4. The circumstances of this claim are strikingly similar to those presented in Fleury. The claimant there began to experience pain in his shoulder attributable to his work activities, but continued to work and did not seek medical treatment. Subsequently, while lifting a ladder at home his pain worsened acutely, enough so that he went to the hospital emergency room to be evaluated. In the course of the treatment that followed, the claimant was diagnosed with two injuries. The first, a chronic rotator cuff tear, pre-existed the ladder incident and was causally related to repetitive stress at work. The second, a ruptured biceps tendon, resulted from lifting the ladder at home. Ultimately, the claimant underwent surgery to repair the damaged rotator cuff, and sought workers’ compensation benefits to cover his ensuing disability. The Commissioner denied the claim, noting that even if the claimant’s work-related shoulder problems pre-existed, they were not severe enough to require medical treatment until the non-work-related ladder incident occurred. As such, the ladder incident constituted an independent intervening aggravation and the causal link back to the claimant’s work activities was severed.
5. Here too, it was a non-work-related event that first compelled Claimant to seek treatment for her symptoms. Claimant admits, furthermore, that by the time the treatment at issue concluded she was back to whatever baseline symptoms she had experienced before. The inescapable conclusion from these facts is that regardless of whatever underlying condition already troubled her, it was her non-work-related injury that caused her need for medical care and ensuing temporary disability.
6. It may be that Claimant’s baseline condition is in fact work-related, and if it requires medical treatment or causes disability from work at some future point her claim for workers’ compensation benefits may well be compensable.
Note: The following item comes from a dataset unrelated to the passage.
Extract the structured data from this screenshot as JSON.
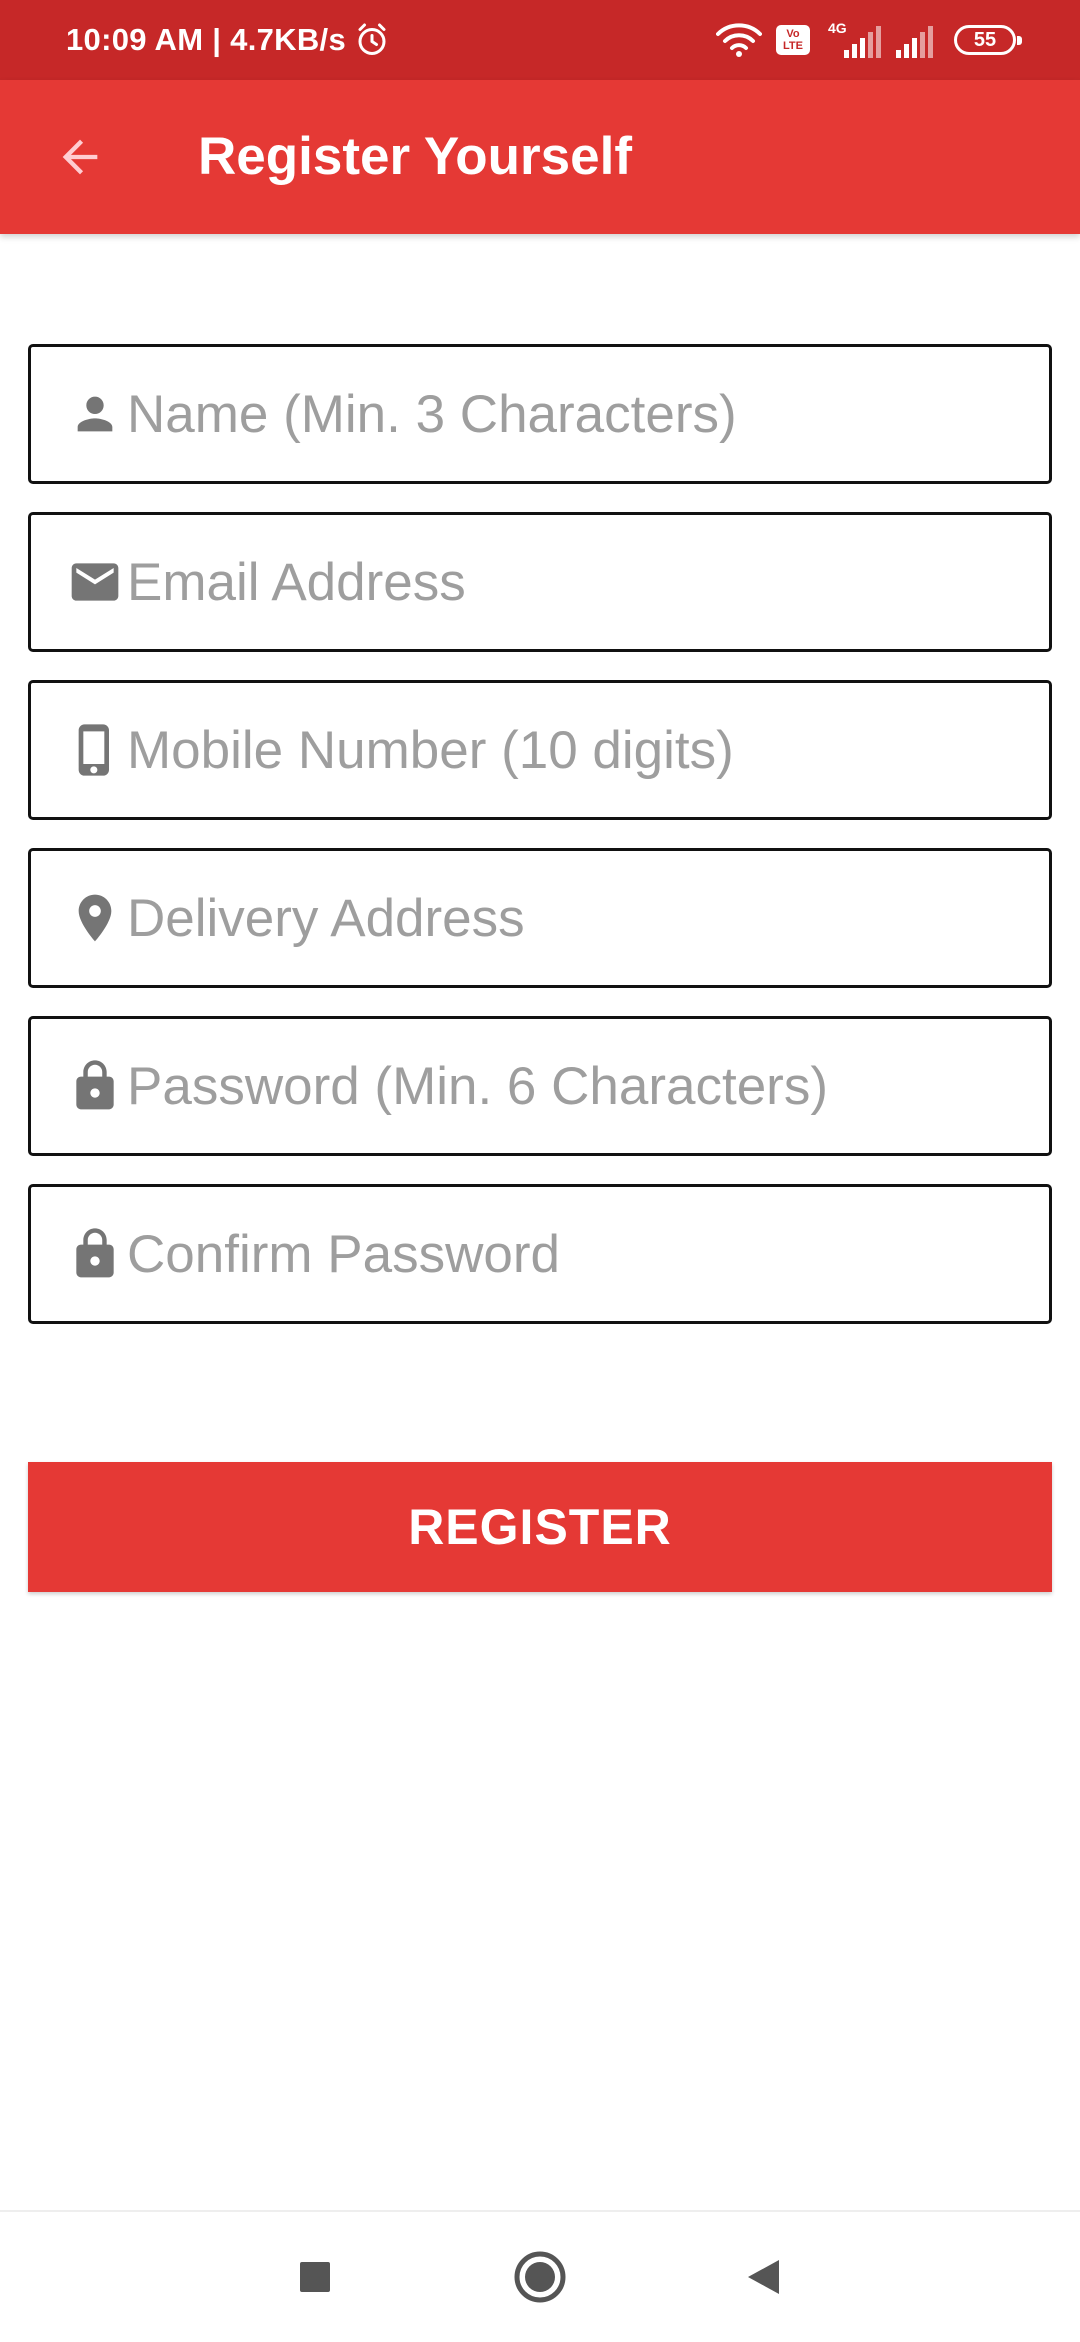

Her current claim, however, is for benefits that clearly are attributable to her non-work-related aggravation. As such, they are not compensable.
7. As Claimant has not prevailed, she is not entitled to an award of costs or attorney fees.
Based on the foregoing findings of fact and conclusions of law, Claimant’s claim for workers’ compensation benefits is hereby DENIED.
DATED at Montpelier, Vermont this 3rd day of November 2009.
Patricia Moulton Powden
Within 30 days after copies of this opinion have been mailed, either party may appeal questions of fact or mixed questions of law and fact to a superior court or questions of law to the Vermont Supreme Court. 21 V.S.A. §§670, 672.